Problem requirements —
Below are records to be repeated in full. Give them exactly.

Task input —
● ● ●
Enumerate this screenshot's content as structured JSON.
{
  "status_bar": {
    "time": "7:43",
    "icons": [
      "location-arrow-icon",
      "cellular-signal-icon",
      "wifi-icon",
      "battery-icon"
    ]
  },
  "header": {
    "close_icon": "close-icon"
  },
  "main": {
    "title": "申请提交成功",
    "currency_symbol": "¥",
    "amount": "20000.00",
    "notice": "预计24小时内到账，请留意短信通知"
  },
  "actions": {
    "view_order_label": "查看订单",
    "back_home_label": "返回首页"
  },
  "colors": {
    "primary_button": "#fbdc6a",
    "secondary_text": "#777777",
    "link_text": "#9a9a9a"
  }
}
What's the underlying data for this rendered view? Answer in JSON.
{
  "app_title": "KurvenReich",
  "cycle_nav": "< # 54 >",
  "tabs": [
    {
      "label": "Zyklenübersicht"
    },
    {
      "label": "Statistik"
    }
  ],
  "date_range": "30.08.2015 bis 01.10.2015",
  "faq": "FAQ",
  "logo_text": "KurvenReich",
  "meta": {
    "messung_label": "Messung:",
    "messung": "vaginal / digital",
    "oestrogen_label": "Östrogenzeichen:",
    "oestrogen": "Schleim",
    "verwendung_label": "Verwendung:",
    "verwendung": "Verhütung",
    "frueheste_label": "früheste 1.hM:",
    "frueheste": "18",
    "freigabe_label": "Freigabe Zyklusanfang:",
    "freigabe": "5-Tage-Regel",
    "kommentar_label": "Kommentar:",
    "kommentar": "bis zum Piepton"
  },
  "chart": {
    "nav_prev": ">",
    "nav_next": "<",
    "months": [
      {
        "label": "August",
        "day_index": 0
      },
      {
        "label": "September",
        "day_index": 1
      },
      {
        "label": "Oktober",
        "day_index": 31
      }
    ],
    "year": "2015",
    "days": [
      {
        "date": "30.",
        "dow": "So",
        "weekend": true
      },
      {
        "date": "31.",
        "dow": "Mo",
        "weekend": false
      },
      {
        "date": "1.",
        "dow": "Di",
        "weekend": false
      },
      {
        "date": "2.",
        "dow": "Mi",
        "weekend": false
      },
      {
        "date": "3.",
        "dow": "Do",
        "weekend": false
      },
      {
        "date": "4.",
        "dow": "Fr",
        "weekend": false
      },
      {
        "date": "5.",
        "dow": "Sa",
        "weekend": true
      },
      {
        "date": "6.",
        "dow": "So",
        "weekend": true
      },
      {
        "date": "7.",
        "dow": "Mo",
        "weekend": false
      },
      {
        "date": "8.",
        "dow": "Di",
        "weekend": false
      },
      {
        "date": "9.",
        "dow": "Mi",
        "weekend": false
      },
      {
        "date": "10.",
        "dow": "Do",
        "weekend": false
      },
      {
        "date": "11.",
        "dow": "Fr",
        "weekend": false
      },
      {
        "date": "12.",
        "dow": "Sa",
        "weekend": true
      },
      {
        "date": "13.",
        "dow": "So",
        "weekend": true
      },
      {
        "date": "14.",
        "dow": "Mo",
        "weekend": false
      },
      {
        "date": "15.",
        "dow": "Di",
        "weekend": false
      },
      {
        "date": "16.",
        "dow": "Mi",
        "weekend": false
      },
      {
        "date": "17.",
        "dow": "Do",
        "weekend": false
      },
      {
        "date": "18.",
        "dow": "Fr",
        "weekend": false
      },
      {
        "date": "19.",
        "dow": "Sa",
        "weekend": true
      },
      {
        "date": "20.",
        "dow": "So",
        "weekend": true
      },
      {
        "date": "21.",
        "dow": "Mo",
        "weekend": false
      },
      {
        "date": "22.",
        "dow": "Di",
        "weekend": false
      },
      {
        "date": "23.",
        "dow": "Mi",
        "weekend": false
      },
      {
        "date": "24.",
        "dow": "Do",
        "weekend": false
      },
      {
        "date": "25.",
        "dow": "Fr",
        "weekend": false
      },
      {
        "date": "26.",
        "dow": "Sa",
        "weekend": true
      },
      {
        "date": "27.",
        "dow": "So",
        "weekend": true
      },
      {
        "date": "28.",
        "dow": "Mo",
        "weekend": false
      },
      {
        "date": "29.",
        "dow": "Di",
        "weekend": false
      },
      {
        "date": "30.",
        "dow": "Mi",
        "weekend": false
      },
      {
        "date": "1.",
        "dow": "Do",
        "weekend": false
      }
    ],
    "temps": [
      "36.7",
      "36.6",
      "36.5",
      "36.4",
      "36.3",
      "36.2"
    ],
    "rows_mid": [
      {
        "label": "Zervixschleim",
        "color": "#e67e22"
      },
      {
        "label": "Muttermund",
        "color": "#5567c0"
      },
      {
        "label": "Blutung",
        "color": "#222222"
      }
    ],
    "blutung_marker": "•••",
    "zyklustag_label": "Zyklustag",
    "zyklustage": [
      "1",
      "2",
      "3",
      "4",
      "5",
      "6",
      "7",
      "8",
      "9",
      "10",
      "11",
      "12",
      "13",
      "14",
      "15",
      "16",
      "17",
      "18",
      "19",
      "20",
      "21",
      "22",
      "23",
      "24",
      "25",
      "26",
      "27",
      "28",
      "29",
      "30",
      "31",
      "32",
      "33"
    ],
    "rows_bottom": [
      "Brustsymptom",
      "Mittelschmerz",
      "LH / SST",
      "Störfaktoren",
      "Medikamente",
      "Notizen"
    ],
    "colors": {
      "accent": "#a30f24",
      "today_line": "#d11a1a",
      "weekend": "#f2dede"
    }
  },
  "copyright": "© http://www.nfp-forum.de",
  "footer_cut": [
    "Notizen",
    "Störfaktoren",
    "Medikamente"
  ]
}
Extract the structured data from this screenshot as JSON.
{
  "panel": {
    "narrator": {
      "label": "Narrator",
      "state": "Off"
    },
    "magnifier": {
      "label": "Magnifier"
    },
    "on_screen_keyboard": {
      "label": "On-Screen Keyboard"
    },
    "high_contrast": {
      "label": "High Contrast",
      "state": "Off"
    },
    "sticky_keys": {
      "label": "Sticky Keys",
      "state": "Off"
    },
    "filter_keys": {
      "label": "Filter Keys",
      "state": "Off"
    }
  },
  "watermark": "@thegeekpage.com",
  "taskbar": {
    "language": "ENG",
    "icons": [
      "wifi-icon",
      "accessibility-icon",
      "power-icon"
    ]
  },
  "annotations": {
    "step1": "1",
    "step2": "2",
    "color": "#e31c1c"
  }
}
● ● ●
Answer space —
Enumerate this screenshot's content as structured JSON.
{
  "status_bar": {
    "time": "7:43",
    "icons": [
      "location-arrow-icon",
      "cellular-signal-icon",
      "wifi-icon",
      "battery-icon"
    ]
  },
  "header": {
    "close_icon": "close-icon"
  },
  "main": {
    "title": "申请提交成功",
    "currency_symbol": "¥",
    "amount": "20000.00",
    "notice": "预计24小时内到账，请留意短信通知"
  },
  "actions": {
    "view_order_label": "查看订单",
    "back_home_label": "返回首页"
  },
  "colors": {
    "primary_button": "#fbdc6a",
    "secondary_text": "#777777",
    "link_text": "#9a9a9a"
  }
}
What's the underlying data for this rendered view? Answer in JSON.
{
  "app_title": "KurvenReich",
  "cycle_nav": "< # 54 >",
  "tabs": [
    {
      "label": "Zyklenübersicht"
    },
    {
      "label": "Statistik"
    }
  ],
  "date_range": "30.08.2015 bis 01.10.2015",
  "faq": "FAQ",
  "logo_text": "KurvenReich",
  "meta": {
    "messung_label": "Messung:",
    "messung": "vaginal / digital",
    "oestrogen_label": "Östrogenzeichen:",
    "oestrogen": "Schleim",
    "verwendung_label": "Verwendung:",
    "verwendung": "Verhütung",
    "frueheste_label": "früheste 1.hM:",
    "frueheste": "18",
    "freigabe_label": "Freigabe Zyklusanfang:",
    "freigabe": "5-Tage-Regel",
    "kommentar_label": "Kommentar:",
    "kommentar": "bis zum Piepton"
  },
  "chart": {
    "nav_prev": ">",
    "nav_next": "<",
    "months": [
      {
        "label": "August",
        "day_index": 0
      },
      {
        "label": "September",
        "day_index": 1
      },
      {
        "label": "Oktober",
        "day_index": 31
      }
    ],
    "year": "2015",
    "days": [
      {
        "date": "30.",
        "dow": "So",
        "weekend": true
      },
      {
        "date": "31.",
        "dow": "Mo",
        "weekend": false
      },
      {
        "date": "1.",
        "dow": "Di",
        "weekend": false
      },
      {
        "date": "2.",
        "dow": "Mi",
        "weekend": false
      },
      {
        "date": "3.",
        "dow": "Do",
        "weekend": false
      },
      {
        "date": "4.",
        "dow": "Fr",
        "weekend": false
      },
      {
        "date": "5.",
        "dow": "Sa",
        "weekend": true
      },
      {
        "date": "6.",
        "dow": "So",
        "weekend": true
      },
      {
        "date": "7.",
        "dow": "Mo",
        "weekend": false
      },
      {
        "date": "8.",
        "dow": "Di",
        "weekend": false
      },
      {
        "date": "9.",
        "dow": "Mi",
        "weekend": false
      },
      {
        "date": "10.",
        "dow": "Do",
        "weekend": false
      },
      {
        "date": "11.",
        "dow": "Fr",
        "weekend": false
      },
      {
        "date": "12.",
        "dow": "Sa",
        "weekend": true
      },
      {
        "date": "13.",
        "dow": "So",
        "weekend": true
      },
      {
        "date": "14.",
        "dow": "Mo",
        "weekend": false
      },
      {
        "date": "15.",
        "dow": "Di",
        "weekend": false
      },
      {
        "date": "16.",
        "dow": "Mi",
        "weekend": false
      },
      {
        "date": "17.",
        "dow": "Do",
        "weekend": false
      },
      {
        "date": "18.",
        "dow": "Fr",
        "weekend": false
      },
      {
        "date": "19.",
        "dow": "Sa",
        "weekend": true
      },
      {
        "date": "20.",
        "dow": "So",
        "weekend": true
      },
      {
        "date": "21.",
        "dow": "Mo",
        "weekend": false
      },
      {
        "date": "22.",
        "dow": "Di",
        "weekend": false
      },
      {
        "date": "23.",
        "dow": "Mi",
        "weekend": false
      },
      {
        "date": "24.",
        "dow": "Do",
        "weekend": false
      },
      {
        "date": "25.",
        "dow": "Fr",
        "weekend": false
      },
      {
        "date": "26.",
        "dow": "Sa",
        "weekend": true
      },
      {
        "date": "27.",
        "dow": "So",
        "weekend": true
      },
      {
        "date": "28.",
        "dow": "Mo",
        "weekend": false
      },
      {
        "date": "29.",
        "dow": "Di",
        "weekend": false
      },
      {
        "date": "30.",
        "dow": "Mi",
        "weekend": false
      },
      {
        "date": "1.",
        "dow": "Do",
        "weekend": false
      }
    ],
    "temps": [
      "36.7",
      "36.6",
      "36.5",
      "36.4",
      "36.3",
      "36.2"
    ],
    "rows_mid": [
      {
        "label": "Zervixschleim",
        "color": "#e67e22"
      },
      {
        "label": "Muttermund",
        "color": "#5567c0"
      },
      {
        "label": "Blutung",
        "color": "#222222"
      }
    ],
    "blutung_marker": "•••",
    "zyklustag_label": "Zyklustag",
    "zyklustage": [
      "1",
      "2",
      "3",
      "4",
      "5",
      "6",
      "7",
      "8",
      "9",
      "10",
      "11",
      "12",
      "13",
      "14",
      "15",
      "16",
      "17",
      "18",
      "19",
      "20",
      "21",
      "22",
      "23",
      "24",
      "25",
      "26",
      "27",
      "28",
      "29",
      "30",
      "31",
      "32",
      "33"
    ],
    "rows_bottom": [
      "Brustsymptom",
      "Mittelschmerz",
      "LH / SST",
      "Störfaktoren",
      "Medikamente",
      "Notizen"
    ],
    "colors": {
      "accent": "#a30f24",
      "today_line": "#d11a1a",
      "weekend": "#f2dede"
    }
  },
  "copyright": "© http://www.nfp-forum.de",
  "footer_cut": [
    "Notizen",
    "Störfaktoren",
    "Medikamente"
  ]
}
Extract the structured data from this screenshot as JSON.
{
  "panel": {
    "narrator": {
      "label": "Narrator",
      "state": "Off"
    },
    "magnifier": {
      "label": "Magnifier"
    },
    "on_screen_keyboard": {
      "label": "On-Screen Keyboard"
    },
    "high_contrast": {
      "label": "High Contrast",
      "state": "Off"
    },
    "sticky_keys": {
      "label": "Sticky Keys",
      "state": "Off"
    },
    "filter_keys": {
      "label": "Filter Keys",
      "state": "Off"
    }
  },
  "watermark": "@thegeekpage.com",
  "taskbar": {
    "language": "ENG",
    "icons": [
      "wifi-icon",
      "accessibility-icon",
      "power-icon"
    ]
  },
  "annotations": {
    "step1": "1",
    "step2": "2",
    "color": "#e31c1c"
  }
}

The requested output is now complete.